The primary purpose of MIL-STD 810 is for “…generating confidence in the environmental worthiness and overall durability of materiel system design”(U.S. Army Developmental Test Command (DTC)). This standard establishes specifications and testing procedures for resistance to rain, shock, vibration, dust, humidity, salt fog, and extreme temperatures.
Some think of 810 as “the” rugged standard, which of course, is not true. Many other standards come into play, such as MIL-STD 461 for electromagnetic emissions or the Navy’s MIL-S-901D for equipment mounted on US ships.
MIL-STD 810 is sufficiently complex and multivariable, that it may be more appropriate to think of it as a set of environmental standards, rather than a single specification. This is especially true when evaluating compliance. It is quite common for commercial companies to claim that their product “meets” MIL-STD 810, when actually it only meets a small fraction of the specifications.
Laboratories are not the real world
An inherent limitation in the standard, as noted by U.S. Army DTC, is that “In many cases, real-world environmental stresses (singularly or in combination) cannot be duplicated practically or reliably in test laboratories.” This not only emphasizes the importance of field/fleet verification trials, but also the experience of warfighters using the platform in theater.

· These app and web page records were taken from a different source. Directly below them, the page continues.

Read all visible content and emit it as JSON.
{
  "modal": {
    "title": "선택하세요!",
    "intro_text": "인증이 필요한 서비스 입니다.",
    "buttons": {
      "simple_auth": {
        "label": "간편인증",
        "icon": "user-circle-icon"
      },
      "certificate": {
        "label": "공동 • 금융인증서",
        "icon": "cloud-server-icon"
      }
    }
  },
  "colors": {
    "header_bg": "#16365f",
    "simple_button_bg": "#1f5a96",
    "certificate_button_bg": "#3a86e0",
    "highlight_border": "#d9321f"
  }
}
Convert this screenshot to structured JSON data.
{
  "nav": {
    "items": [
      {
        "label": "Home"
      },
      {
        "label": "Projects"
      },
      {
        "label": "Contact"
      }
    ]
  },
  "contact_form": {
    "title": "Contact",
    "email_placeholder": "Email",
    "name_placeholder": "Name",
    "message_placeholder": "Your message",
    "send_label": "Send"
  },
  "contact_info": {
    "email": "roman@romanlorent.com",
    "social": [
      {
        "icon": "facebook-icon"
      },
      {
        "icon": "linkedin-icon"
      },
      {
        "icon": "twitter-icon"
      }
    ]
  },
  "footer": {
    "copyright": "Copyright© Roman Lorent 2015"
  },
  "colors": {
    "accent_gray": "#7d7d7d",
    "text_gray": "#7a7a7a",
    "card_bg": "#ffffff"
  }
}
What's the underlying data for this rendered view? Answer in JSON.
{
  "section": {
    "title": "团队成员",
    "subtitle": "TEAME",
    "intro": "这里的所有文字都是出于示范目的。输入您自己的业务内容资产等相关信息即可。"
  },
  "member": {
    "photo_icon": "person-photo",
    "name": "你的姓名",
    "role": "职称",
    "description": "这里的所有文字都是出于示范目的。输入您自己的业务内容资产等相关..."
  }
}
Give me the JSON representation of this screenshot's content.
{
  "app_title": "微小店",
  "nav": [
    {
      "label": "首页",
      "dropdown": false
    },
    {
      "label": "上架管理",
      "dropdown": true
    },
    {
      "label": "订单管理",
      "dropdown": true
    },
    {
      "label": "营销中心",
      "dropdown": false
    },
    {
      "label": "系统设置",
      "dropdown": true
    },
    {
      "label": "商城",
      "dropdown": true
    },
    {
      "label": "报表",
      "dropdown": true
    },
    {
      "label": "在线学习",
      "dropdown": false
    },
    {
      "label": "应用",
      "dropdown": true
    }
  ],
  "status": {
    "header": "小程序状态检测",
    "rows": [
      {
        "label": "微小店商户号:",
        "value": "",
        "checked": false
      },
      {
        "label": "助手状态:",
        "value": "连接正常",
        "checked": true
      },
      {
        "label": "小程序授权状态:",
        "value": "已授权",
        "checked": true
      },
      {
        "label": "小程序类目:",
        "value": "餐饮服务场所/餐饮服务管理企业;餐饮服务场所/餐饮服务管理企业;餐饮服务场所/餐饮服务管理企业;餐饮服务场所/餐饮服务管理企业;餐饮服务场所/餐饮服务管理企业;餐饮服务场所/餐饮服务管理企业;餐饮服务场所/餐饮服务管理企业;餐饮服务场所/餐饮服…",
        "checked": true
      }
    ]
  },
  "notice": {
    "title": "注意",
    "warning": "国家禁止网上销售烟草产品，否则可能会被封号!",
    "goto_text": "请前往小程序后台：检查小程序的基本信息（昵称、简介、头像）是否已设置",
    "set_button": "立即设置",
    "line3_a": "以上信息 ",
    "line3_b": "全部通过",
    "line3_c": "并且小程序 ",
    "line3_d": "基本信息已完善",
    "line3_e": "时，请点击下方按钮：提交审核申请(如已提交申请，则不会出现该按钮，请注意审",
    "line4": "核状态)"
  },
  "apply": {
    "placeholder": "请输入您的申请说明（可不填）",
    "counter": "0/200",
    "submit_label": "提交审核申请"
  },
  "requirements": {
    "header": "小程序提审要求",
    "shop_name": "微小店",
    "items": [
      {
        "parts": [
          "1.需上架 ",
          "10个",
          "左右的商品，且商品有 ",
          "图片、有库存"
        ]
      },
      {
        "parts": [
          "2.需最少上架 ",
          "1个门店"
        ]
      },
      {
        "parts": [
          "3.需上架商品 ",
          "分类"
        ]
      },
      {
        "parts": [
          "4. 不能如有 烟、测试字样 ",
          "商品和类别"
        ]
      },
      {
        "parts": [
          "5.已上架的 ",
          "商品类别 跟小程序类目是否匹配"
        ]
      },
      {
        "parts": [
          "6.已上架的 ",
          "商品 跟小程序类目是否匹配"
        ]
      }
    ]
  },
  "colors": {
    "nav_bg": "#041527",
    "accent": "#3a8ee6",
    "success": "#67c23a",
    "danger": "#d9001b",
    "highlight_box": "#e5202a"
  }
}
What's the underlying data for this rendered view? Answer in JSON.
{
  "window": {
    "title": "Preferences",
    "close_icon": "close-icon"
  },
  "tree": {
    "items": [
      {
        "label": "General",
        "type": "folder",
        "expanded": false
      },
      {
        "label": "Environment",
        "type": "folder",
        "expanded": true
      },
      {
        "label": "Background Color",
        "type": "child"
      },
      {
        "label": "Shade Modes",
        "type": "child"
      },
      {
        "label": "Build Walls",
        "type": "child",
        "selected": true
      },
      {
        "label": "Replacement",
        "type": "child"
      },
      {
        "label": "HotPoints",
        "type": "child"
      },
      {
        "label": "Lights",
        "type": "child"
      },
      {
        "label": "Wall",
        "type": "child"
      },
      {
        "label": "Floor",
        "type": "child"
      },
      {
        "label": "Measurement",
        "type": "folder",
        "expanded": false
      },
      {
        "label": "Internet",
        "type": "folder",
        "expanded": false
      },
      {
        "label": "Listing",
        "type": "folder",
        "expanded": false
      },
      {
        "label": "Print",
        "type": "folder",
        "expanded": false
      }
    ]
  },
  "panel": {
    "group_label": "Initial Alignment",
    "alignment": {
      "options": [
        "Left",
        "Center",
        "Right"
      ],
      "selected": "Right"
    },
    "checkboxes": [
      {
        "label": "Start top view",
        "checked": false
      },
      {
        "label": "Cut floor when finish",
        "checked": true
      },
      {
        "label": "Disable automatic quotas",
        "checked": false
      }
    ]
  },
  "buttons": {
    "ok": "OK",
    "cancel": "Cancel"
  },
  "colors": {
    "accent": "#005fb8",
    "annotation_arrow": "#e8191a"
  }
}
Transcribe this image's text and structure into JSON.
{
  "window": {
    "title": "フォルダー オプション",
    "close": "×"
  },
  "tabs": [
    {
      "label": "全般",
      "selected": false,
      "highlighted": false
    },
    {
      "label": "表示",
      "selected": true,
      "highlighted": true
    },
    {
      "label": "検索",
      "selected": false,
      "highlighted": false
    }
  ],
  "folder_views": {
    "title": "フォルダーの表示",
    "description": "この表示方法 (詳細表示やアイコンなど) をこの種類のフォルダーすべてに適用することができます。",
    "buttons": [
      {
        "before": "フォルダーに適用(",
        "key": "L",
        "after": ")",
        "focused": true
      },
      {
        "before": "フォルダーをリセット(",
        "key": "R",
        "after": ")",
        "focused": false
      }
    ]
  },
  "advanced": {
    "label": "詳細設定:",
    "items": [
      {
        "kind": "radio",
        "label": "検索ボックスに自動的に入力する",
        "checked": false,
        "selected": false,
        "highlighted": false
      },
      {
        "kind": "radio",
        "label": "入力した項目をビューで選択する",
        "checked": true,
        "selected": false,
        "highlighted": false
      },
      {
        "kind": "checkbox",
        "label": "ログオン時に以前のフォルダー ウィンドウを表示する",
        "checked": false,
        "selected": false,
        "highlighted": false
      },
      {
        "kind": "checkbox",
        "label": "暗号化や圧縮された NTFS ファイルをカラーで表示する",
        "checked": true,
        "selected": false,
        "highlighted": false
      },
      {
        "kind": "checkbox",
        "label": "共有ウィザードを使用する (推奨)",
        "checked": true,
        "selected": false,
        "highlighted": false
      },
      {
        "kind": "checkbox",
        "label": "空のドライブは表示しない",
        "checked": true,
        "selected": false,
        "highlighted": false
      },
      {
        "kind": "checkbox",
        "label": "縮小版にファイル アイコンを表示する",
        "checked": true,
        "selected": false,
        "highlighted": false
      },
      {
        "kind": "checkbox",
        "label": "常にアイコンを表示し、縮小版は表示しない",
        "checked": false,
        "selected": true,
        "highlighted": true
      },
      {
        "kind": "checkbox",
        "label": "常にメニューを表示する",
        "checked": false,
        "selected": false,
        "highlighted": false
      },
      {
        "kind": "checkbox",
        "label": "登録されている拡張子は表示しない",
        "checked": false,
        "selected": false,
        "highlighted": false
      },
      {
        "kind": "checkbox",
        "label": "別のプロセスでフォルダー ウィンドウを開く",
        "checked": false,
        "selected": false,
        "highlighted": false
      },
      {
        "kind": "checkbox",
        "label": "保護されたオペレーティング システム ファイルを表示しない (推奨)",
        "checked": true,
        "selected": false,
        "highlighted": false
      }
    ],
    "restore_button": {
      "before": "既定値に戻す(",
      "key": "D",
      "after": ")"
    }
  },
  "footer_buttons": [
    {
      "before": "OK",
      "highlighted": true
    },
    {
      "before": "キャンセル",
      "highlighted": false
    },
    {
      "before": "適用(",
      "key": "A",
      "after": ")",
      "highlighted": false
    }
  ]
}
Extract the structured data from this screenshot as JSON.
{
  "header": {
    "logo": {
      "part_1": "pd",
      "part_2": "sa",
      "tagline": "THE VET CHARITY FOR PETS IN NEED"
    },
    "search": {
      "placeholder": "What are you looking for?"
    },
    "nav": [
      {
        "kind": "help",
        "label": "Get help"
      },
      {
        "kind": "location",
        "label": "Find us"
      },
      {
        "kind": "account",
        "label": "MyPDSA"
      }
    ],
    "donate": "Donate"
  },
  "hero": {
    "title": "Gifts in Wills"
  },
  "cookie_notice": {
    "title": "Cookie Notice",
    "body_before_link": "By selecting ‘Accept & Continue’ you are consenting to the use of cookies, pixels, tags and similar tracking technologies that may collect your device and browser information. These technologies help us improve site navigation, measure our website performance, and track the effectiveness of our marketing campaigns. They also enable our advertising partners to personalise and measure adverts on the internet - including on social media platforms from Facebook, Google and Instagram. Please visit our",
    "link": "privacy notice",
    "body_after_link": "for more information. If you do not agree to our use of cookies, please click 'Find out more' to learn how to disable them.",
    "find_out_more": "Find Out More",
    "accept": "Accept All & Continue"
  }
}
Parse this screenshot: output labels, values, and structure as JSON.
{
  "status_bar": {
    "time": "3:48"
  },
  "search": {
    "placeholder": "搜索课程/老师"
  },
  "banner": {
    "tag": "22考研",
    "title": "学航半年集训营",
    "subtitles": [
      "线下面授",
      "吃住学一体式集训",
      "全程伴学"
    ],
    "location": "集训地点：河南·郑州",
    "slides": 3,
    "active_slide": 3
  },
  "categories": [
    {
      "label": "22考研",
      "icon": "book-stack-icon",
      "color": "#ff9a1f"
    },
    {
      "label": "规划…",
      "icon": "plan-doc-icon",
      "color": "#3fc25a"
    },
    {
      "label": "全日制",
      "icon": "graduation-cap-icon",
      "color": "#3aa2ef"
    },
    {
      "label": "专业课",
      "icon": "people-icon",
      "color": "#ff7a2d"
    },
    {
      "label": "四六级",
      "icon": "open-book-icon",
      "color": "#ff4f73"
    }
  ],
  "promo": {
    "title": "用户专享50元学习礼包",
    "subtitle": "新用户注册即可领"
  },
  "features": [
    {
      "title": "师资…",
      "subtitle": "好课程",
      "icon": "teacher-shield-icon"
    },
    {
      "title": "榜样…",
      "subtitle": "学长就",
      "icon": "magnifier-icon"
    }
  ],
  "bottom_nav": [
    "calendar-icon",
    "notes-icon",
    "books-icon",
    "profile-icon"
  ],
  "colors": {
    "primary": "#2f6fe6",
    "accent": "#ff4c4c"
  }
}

Not all developers have the advantage of AMREL’s record; the ruggedness of our mobile computer systems has been proven many times on battlefields around the world.
Semi, certified, or compliant?
Commercial vendors often use a bewildering and sometimes misleading set of terms to describe their product’s relationship to the standard. Here are some of the most common.
Compliant: Although MIL-STD 810 has specific tests, “compliant” can vary wildly in its meaning. According to Wikipedia, “When queried many manufacturers admit no testing has actually been done and that the product is merely designed/engineered/built-to comply with the standard.”
Semi: Like “compliant,” the meanings of “semi,” “business rugged,” and similar terms have no standard definitions. There is no mechanism to prevent a company from labeling any computer as “semi-rugged.”
Certified: The gold standard. Having a computer certified by a third-party is the strongest possible measure of compliance.
All AMREL platforms have been certified by third parties.
How to discover if a computer truly meets MIL-STD 810
To be certain, the person tasked with procurement needs to ask the vendor:
Assuming testing was actually performed, which methods were used?
Which parameters were tested?
Was testing done by an independent testing facility?
Did this computer pass field verification trials? Has it been successfully proven on a mission? In other words, does it have a Technology Readiness Level (TRL) of 9?
Of course, one could simply skip steps 1 through 4, and simply buy an AMREL computer. All AMREL computer platforms have been certified for MIL-STD 810 by an independent third party. Furthermore, AMREL also has a record of nearly two decades of proven ruggedness in theater. Front-line personnel know that our ROCKY line of computers successfully operate in the most extreme conditions. We make computers as rugged as our warfighters.
To learn more about AMREL’s computers strict compliance with MIL-STD 810 standards, see Testing.